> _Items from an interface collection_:
#####
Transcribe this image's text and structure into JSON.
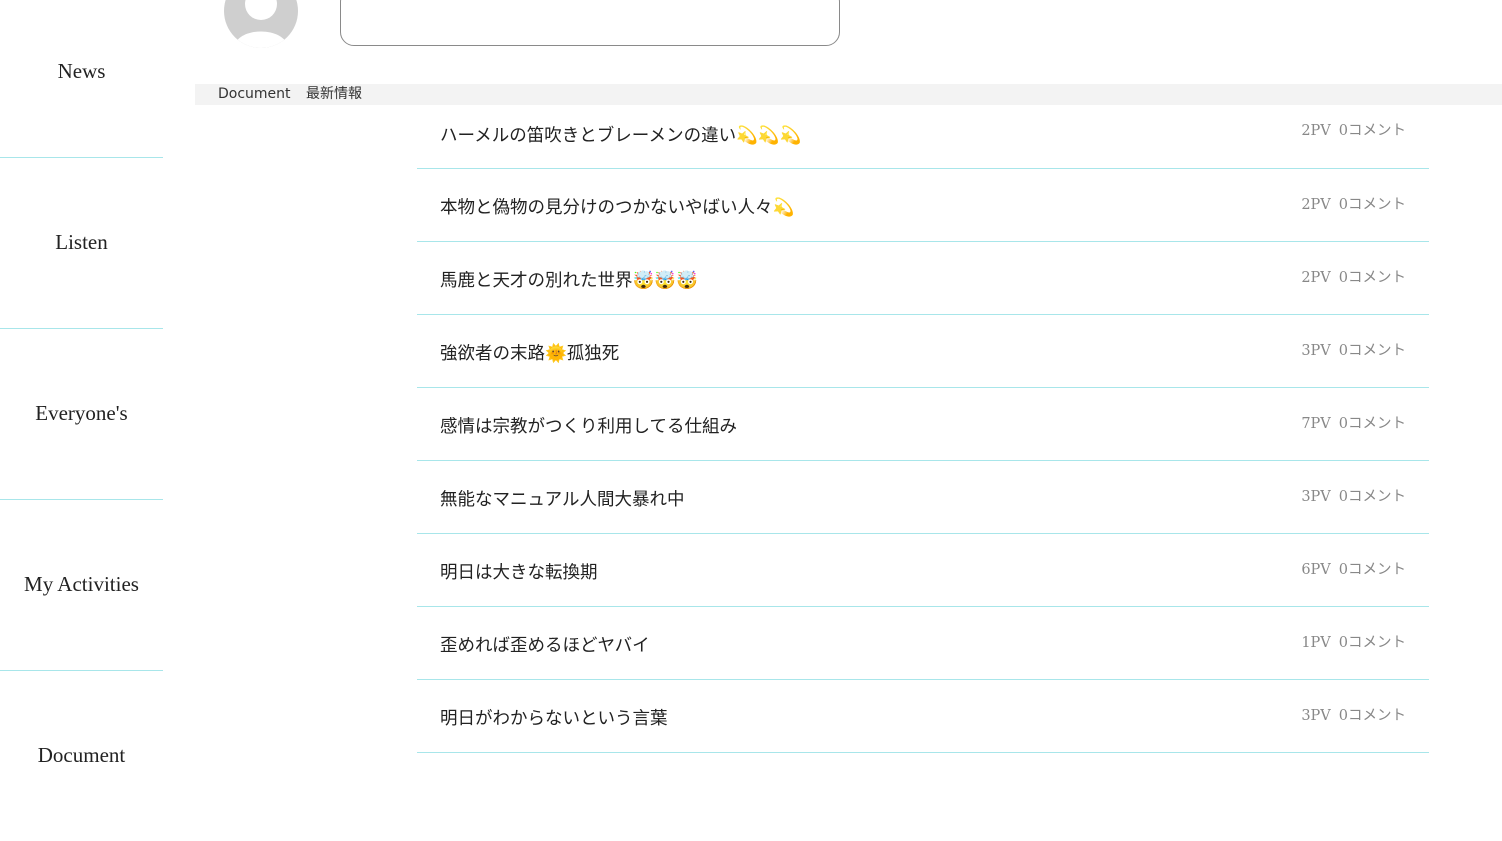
{
  "sidebar": {
    "items": [
      {
        "label": "News"
      },
      {
        "label": "Listen"
      },
      {
        "label": "Everyone's"
      },
      {
        "label": "My Activities"
      },
      {
        "label": "Document"
      }
    ]
  },
  "search": {
    "placeholder": ""
  },
  "breadcrumb": {
    "section": "Document",
    "page": "最新情報"
  },
  "posts": [
    {
      "title": "ハーメルの笛吹きとブレーメンの違い💫💫💫",
      "views": "2PV",
      "comments": "0コメント"
    },
    {
      "title": "本物と偽物の見分けのつかないやばい人々💫",
      "views": "2PV",
      "comments": "0コメント"
    },
    {
      "title": "馬鹿と天才の別れた世界🤯🤯🤯",
      "views": "2PV",
      "comments": "0コメント"
    },
    {
      "title": "強欲者の末路🌞孤独死",
      "views": "3PV",
      "comments": "0コメント"
    },
    {
      "title": "感情は宗教がつくり利用してる仕組み",
      "views": "7PV",
      "comments": "0コメント"
    },
    {
      "title": "無能なマニュアル人間大暴れ中",
      "views": "3PV",
      "comments": "0コメント"
    },
    {
      "title": "明日は大きな転換期",
      "views": "6PV",
      "comments": "0コメント"
    },
    {
      "title": "歪めれば歪めるほどヤバイ",
      "views": "1PV",
      "comments": "0コメント"
    },
    {
      "title": "明日がわからないという言葉",
      "views": "3PV",
      "comments": "0コメント"
    }
  ],
  "colors": {
    "divider": "#a8e6ea",
    "breadcrumb_bg": "#f3f3f3",
    "avatar": "#cfcfcf"
  }
}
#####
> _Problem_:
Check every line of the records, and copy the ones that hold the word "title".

> _Response area_:
      "title": "ハーメルの笛吹きとブレーメンの違い💫💫💫",
      "title": "本物と偽物の見分けのつかないやばい人々💫",
      "title": "馬鹿と天才の別れた世界🤯🤯🤯",
      "title": "強欲者の末路🌞孤独死",
      "title": "感情は宗教がつくり利用してる仕組み",
      "title": "無能なマニュアル人間大暴れ中",
      "title": "明日は大きな転換期",
      "title": "歪めれば歪めるほどヤバイ",
      "title": "明日がわからないという言葉",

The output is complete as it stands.